McGwire served as the Cards’ hitting coach for the past three seasons, when they led the National League in batting average (.269) and on-base percentage (.337), ranked second in runs (2,263), fourth in slugging percentage (.416) and third in OPS (.753). Mark McGwireDuring his time as hitting coach, the Cardinals batted a National League-best .274 with runners in scoring position.  McGwire’s tenure in St. Louis was highlighted by the Cardinals’ 2011 season, when St. Louis led the NL in batting average (.273), on-base percentage (.341), slugging percentage (.425, T-1st), OPS (.766) and runs scored (762), while striking out a National League-low 978 times en route to a World Series title.

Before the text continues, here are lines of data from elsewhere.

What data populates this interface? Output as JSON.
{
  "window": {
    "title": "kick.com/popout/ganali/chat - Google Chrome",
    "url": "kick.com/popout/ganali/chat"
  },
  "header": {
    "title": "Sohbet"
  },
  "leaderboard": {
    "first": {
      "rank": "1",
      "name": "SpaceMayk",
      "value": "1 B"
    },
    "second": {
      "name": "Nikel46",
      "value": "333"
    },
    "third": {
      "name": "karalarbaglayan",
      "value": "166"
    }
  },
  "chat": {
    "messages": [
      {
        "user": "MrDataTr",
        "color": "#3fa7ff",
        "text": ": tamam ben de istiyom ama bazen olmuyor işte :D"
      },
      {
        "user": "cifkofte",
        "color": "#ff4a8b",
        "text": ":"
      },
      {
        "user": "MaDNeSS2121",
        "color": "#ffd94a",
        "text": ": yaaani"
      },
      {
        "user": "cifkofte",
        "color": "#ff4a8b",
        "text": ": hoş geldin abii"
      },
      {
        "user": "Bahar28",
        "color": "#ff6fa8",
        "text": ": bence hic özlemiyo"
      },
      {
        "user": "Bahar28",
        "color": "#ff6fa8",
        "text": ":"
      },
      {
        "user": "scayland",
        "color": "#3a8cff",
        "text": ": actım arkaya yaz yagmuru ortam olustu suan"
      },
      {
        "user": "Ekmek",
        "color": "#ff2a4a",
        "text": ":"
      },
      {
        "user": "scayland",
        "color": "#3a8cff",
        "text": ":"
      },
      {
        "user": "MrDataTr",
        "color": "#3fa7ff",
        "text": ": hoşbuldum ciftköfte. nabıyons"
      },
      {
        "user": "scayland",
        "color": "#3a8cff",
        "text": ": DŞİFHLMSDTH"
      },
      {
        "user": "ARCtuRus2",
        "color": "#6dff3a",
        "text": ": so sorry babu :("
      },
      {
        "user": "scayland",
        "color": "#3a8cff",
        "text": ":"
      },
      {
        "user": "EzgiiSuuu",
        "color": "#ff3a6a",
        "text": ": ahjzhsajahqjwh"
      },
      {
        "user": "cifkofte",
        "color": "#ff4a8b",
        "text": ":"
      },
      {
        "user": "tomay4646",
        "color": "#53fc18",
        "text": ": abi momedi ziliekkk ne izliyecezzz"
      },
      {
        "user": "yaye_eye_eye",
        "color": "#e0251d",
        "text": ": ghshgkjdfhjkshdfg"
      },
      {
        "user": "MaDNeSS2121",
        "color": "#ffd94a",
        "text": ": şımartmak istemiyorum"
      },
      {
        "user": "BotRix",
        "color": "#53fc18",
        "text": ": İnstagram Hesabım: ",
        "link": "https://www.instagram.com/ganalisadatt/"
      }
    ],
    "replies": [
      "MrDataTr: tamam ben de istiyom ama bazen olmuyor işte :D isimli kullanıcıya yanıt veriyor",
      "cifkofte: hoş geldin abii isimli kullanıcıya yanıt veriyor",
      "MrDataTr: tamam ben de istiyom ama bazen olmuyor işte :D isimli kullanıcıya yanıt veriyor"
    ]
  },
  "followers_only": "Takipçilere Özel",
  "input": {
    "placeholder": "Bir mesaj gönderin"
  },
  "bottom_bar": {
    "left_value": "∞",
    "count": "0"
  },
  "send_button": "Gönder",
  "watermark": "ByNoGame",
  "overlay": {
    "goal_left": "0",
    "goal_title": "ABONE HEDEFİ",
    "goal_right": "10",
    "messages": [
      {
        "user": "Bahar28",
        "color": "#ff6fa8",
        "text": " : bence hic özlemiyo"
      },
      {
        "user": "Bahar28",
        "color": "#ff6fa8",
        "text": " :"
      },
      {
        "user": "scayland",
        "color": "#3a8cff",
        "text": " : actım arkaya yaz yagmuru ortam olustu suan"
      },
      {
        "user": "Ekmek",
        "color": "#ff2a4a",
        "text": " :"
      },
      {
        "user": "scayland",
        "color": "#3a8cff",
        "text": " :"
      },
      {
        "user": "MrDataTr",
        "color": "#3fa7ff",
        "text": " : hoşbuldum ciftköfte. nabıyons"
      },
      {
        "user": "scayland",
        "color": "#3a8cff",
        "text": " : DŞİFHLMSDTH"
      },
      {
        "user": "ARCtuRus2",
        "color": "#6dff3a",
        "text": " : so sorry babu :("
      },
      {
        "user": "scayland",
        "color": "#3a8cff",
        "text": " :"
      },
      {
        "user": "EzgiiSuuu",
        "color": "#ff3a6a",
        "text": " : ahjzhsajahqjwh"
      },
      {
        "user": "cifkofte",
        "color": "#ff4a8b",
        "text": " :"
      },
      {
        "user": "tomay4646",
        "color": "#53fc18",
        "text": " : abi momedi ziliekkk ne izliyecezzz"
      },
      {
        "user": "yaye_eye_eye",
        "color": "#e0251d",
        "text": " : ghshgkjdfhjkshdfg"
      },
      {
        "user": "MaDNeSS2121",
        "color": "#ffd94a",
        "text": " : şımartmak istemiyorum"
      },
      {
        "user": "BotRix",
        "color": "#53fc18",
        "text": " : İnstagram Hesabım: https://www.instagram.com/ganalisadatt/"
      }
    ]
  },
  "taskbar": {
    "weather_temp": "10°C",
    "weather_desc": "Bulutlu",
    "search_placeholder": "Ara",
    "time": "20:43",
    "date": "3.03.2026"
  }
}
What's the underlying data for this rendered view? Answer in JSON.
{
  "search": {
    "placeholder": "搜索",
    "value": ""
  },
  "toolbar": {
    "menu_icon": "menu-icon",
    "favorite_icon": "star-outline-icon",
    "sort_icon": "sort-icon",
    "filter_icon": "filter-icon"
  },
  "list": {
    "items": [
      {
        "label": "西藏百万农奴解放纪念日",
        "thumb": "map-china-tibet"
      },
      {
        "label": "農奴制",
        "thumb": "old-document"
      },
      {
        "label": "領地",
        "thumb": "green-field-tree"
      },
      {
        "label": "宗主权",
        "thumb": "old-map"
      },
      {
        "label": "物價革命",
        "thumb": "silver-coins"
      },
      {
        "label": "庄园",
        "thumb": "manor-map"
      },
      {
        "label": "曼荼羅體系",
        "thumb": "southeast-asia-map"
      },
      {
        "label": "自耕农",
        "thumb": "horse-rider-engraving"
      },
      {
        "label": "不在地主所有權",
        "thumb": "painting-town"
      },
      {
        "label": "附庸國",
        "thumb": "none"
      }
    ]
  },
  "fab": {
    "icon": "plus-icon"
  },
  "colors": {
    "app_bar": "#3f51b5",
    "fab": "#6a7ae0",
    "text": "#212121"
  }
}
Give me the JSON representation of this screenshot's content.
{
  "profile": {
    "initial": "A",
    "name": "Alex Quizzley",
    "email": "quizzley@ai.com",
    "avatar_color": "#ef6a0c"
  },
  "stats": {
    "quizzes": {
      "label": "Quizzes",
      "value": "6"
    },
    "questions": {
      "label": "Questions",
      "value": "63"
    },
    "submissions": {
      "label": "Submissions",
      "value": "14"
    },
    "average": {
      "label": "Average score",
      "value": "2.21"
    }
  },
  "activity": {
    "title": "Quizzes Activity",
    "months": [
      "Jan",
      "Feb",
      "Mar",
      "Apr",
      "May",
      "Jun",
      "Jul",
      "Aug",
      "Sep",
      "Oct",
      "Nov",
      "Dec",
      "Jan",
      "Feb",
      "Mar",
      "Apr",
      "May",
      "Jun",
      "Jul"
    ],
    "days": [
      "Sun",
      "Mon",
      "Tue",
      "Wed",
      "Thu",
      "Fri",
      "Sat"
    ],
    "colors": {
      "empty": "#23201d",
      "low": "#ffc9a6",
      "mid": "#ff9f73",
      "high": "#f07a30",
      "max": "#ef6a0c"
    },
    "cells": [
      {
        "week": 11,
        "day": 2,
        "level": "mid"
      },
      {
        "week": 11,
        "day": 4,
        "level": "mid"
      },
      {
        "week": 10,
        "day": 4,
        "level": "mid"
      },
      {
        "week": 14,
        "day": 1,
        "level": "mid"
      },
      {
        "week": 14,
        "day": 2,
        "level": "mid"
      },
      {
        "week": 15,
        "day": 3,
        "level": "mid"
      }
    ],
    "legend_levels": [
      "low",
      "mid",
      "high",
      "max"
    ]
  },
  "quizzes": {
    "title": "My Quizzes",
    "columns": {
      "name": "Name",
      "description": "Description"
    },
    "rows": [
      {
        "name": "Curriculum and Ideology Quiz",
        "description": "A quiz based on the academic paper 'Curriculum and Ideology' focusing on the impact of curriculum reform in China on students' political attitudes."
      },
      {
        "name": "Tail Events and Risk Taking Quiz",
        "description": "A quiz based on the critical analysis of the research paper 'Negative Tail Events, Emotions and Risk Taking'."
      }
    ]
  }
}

In 2012 St. Louis led the league with a .338 on-base percentage and ranked among the NL leaders in runs (765, 2nd), hits (1526, T-1st), batting average (.271, 2nd), slugging percentage (.421, 4th) and OPS (.759, 3rd). St. Louis hitters tied for second in the NL with a .264 batting average with runners in scoring position. In the three seasons preceding McGwire’s hiring (2007-09), the Cardinals ranked eighth in the NL in runs scored.

Born in Pomona and raised in Claremont, McGwire now resides in Irvine with his wife, Stephanie, and their children, triplet girls Monet, Marlo and Monroe, and brothers Max and Mason. McGwire also has a 25-year-old son, Matt, from a previous marriage.

Poll: Mark McGwire, Dodgers’ hitting coach?

Mark McGwire is expected to be named the Dodgers’ hitting coach soon. As crazy as those words may have seemed, say, five years ago, the hire makes more sense now.

The former slugger was raised in Claremont, played baseball at Damien High School and USC, and now lives in Irvine with his wife and children. The Dodgers need a hitting coach, so why not bring in the man whose Cardinals teams have finished third, second and first in the National League in batting average the last three years?

Of course, McGwire is also the man who would not “talk about the past” in 2005, when he was summoned before Congress to talk about steroids in Major League Baseball. He’s since admitted to using steroids in his career, including when he broke the single-season home run record in 1998 — a time when PED testing was virtually non-existent in baseball. McGwire was far from alone during his era, and the Dodgers already have a former PED user on their coaching staff in Single-A pitching coach Matt Herges. Is the stigma still an issue?

We may find out soon. First, your opinion: